:: Records to process

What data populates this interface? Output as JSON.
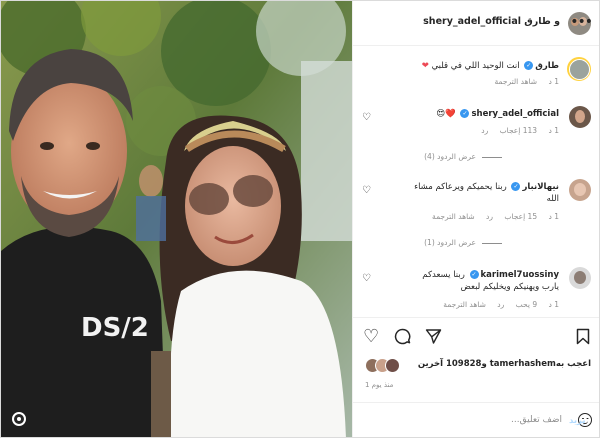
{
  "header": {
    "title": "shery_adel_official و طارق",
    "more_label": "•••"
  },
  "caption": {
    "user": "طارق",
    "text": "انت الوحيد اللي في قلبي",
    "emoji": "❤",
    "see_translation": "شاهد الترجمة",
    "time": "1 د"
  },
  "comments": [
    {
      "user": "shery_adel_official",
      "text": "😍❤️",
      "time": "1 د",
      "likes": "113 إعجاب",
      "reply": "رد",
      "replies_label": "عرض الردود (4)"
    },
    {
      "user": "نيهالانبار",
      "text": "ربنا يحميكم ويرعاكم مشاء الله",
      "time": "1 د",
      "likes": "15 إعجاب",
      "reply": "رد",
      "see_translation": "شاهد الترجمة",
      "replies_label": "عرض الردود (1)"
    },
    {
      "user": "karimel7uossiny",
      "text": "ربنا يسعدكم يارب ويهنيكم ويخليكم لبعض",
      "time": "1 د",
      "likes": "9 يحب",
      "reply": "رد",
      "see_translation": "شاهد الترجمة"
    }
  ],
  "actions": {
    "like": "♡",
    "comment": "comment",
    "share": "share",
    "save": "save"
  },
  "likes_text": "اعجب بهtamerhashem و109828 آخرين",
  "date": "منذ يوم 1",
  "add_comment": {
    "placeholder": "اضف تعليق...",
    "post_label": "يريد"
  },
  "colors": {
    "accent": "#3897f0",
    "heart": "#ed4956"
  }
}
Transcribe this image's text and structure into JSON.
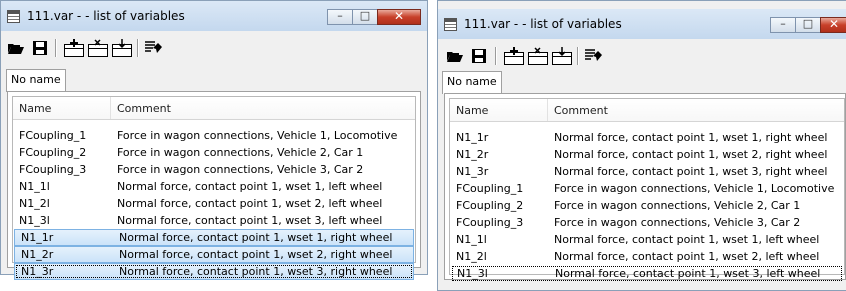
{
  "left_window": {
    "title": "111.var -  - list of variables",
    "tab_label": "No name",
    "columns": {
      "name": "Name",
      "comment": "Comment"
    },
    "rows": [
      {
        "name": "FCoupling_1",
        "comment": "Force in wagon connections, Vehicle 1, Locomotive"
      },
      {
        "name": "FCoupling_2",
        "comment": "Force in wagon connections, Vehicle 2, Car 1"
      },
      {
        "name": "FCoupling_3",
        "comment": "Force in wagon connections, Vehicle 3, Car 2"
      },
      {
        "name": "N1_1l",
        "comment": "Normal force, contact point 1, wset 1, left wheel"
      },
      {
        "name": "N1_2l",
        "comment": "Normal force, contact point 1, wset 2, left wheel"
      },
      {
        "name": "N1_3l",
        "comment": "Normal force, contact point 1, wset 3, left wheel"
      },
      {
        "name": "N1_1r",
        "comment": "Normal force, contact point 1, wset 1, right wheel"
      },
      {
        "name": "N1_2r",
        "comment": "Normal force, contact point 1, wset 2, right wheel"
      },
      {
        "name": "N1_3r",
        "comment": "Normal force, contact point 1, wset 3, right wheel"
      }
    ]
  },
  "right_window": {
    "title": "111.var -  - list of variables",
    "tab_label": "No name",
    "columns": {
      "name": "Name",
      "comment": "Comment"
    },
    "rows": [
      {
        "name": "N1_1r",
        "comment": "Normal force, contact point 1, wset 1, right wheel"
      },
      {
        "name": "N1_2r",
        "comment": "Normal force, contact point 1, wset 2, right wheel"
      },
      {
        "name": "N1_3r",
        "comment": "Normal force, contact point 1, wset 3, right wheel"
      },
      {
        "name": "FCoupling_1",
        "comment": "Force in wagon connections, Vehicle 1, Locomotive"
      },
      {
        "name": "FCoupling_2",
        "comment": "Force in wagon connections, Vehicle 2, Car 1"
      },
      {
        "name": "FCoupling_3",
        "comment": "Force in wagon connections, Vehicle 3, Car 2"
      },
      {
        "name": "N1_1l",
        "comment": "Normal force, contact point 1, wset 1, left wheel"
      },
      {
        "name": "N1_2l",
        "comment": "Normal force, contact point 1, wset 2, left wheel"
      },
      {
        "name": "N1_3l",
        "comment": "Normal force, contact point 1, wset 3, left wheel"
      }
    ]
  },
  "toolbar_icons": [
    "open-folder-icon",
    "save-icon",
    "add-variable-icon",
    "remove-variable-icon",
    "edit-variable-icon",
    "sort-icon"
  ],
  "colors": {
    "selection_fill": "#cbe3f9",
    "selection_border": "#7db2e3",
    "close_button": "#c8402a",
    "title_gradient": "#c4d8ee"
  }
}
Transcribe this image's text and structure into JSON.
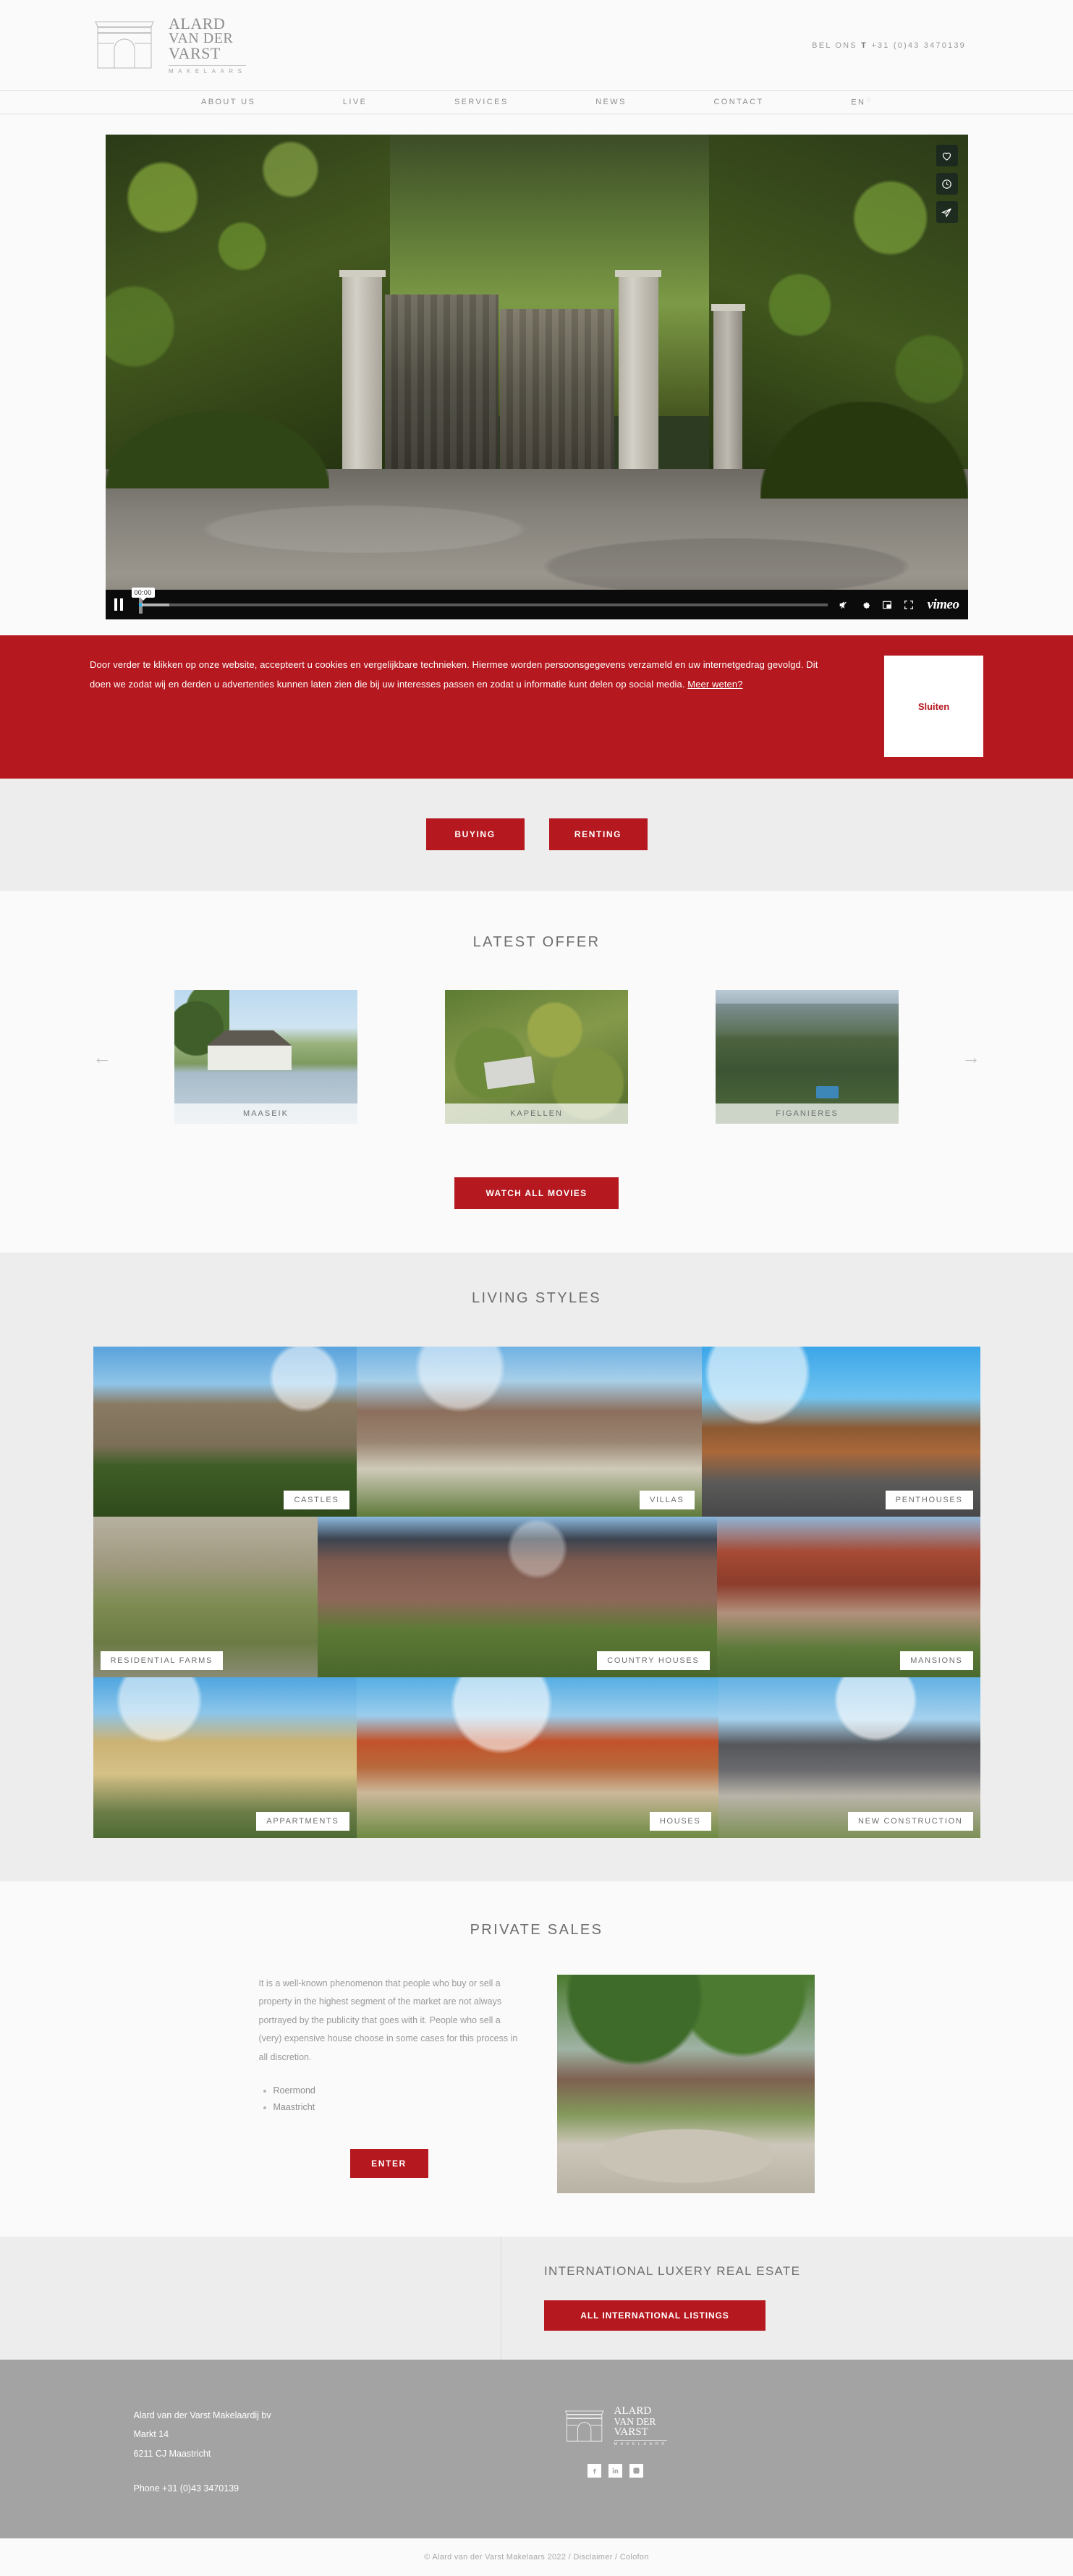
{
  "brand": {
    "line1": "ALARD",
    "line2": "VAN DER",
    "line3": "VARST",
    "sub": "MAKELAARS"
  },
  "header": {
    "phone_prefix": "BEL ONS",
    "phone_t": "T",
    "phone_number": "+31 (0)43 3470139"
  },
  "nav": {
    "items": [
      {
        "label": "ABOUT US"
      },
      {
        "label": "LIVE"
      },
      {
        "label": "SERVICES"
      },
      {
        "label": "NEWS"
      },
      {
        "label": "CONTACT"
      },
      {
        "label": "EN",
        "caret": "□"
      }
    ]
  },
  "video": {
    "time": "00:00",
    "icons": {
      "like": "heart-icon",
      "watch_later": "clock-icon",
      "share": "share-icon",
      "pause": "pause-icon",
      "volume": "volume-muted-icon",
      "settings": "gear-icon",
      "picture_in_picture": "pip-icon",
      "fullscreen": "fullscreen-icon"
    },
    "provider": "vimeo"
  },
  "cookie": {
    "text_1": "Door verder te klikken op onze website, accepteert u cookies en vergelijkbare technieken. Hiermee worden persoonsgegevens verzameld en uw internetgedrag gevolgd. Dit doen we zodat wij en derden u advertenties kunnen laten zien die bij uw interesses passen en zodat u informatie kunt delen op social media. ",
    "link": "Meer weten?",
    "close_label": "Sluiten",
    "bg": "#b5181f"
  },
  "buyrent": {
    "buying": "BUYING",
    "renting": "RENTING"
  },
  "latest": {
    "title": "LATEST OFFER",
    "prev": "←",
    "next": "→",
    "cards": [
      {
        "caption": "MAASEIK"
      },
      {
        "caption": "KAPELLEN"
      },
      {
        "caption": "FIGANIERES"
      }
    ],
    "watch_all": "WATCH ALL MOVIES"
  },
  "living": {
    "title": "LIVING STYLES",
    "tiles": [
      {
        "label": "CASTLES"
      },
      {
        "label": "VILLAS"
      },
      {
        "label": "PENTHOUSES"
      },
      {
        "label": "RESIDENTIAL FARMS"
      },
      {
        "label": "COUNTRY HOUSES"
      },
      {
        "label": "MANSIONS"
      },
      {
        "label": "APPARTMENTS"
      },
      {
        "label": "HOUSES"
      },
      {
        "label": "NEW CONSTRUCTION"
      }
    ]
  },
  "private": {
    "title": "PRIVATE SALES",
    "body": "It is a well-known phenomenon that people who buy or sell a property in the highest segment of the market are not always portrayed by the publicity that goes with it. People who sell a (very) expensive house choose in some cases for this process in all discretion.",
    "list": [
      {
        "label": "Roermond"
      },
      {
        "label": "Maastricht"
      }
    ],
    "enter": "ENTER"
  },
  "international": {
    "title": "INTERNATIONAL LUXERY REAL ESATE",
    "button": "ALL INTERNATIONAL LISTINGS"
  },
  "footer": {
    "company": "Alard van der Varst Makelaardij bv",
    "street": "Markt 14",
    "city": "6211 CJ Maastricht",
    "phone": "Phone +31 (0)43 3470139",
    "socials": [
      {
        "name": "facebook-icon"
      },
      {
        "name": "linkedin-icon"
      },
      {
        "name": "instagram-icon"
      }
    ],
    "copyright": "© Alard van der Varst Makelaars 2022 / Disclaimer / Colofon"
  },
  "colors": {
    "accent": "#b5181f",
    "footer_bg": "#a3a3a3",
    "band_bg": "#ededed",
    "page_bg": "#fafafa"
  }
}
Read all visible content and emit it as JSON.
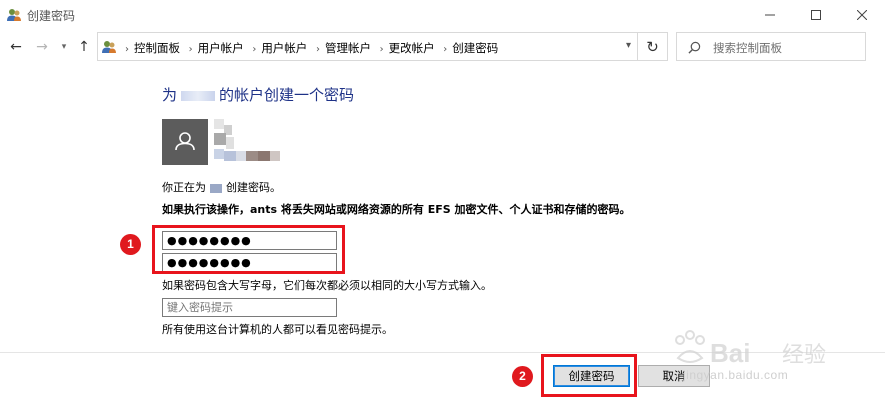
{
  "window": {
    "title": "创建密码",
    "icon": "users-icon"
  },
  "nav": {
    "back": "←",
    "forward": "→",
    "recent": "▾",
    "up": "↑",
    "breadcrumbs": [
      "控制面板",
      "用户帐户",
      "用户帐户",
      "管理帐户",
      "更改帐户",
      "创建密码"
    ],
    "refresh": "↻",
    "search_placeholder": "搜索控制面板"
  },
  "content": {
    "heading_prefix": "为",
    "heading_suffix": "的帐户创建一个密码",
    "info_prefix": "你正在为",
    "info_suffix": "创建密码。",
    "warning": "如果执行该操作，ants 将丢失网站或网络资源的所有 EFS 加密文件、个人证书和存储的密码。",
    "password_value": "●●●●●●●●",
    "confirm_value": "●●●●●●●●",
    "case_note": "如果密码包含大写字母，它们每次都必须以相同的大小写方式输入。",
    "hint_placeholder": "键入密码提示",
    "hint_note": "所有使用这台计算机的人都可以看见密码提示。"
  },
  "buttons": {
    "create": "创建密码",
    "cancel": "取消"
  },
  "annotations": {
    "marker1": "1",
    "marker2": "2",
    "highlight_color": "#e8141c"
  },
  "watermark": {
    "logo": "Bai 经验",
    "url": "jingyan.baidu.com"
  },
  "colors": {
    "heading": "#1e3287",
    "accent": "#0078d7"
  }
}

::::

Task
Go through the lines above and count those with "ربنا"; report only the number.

Output for this exercise
2